** WHAT TO WORK ON **
The reply should contain each record below, returned exactly as given.

** Component data from apps and pages **
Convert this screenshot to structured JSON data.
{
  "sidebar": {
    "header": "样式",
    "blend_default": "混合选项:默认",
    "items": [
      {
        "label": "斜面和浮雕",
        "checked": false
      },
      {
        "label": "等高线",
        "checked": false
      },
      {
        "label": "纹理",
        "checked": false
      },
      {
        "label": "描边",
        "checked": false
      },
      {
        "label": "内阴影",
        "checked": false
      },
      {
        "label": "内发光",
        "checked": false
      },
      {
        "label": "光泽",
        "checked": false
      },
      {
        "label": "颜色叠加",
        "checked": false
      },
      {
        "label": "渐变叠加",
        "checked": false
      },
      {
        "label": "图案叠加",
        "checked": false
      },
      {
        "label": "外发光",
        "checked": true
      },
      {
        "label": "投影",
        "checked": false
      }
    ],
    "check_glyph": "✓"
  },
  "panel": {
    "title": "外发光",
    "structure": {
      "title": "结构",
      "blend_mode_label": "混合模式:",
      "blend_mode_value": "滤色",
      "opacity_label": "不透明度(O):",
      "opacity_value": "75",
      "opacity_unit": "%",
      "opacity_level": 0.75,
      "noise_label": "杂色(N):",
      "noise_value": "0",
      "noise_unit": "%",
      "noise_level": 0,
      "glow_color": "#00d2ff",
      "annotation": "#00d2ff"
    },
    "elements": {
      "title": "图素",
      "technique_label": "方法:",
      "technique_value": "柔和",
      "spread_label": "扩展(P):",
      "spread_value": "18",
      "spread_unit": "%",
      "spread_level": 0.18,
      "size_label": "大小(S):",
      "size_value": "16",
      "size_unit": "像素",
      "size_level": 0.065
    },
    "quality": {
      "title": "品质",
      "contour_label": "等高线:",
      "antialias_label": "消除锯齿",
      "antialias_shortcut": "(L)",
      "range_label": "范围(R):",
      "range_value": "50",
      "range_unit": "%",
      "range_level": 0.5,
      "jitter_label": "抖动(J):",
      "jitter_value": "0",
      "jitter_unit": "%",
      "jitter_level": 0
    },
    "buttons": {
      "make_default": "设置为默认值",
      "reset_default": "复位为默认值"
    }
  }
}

** RESULT FOR THIS EXERCISE **
Convert this screenshot to structured JSON data.
{
  "sidebar": {
    "header": "样式",
    "blend_default": "混合选项:默认",
    "items": [
      {
        "label": "斜面和浮雕",
        "checked": false
      },
      {
        "label": "等高线",
        "checked": false
      },
      {
        "label": "纹理",
        "checked": false
      },
      {
        "label": "描边",
        "checked": false
      },
      {
        "label": "内阴影",
        "checked": false
      },
      {
        "label": "内发光",
        "checked": false
      },
      {
        "label": "光泽",
        "checked": false
      },
      {
        "label": "颜色叠加",
        "checked": false
      },
      {
        "label": "渐变叠加",
        "checked": false
      },
      {
        "label": "图案叠加",
        "checked": false
      },
      {
        "label": "外发光",
        "checked": true
      },
      {
        "label": "投影",
        "checked": false
      }
    ],
    "check_glyph": "✓"
  },
  "panel": {
    "title": "外发光",
    "structure": {
      "title": "结构",
      "blend_mode_label": "混合模式:",
      "blend_mode_value": "滤色",
      "opacity_label": "不透明度(O):",
      "opacity_value": "75",
      "opacity_unit": "%",
      "opacity_level": 0.75,
      "noise_label": "杂色(N):",
      "noise_value": "0",
      "noise_unit": "%",
      "noise_level": 0,
      "glow_color": "#00d2ff",
      "annotation": "#00d2ff"
    },
    "elements": {
      "title": "图素",
      "technique_label": "方法:",
      "technique_value": "柔和",
      "spread_label": "扩展(P):",
      "spread_value": "18",
      "spread_unit": "%",
      "spread_level": 0.18,
      "size_label": "大小(S):",
      "size_value": "16",
      "size_unit": "像素",
      "size_level": 0.065
    },
    "quality": {
      "title": "品质",
      "contour_label": "等高线:",
      "antialias_label": "消除锯齿",
      "antialias_shortcut": "(L)",
      "range_label": "范围(R):",
      "range_value": "50",
      "range_unit": "%",
      "range_level": 0.5,
      "jitter_label": "抖动(J):",
      "jitter_value": "0",
      "jitter_unit": "%",
      "jitter_level": 0
    },
    "buttons": {
      "make_default": "设置为默认值",
      "reset_default": "复位为默认值"
    }
  }
}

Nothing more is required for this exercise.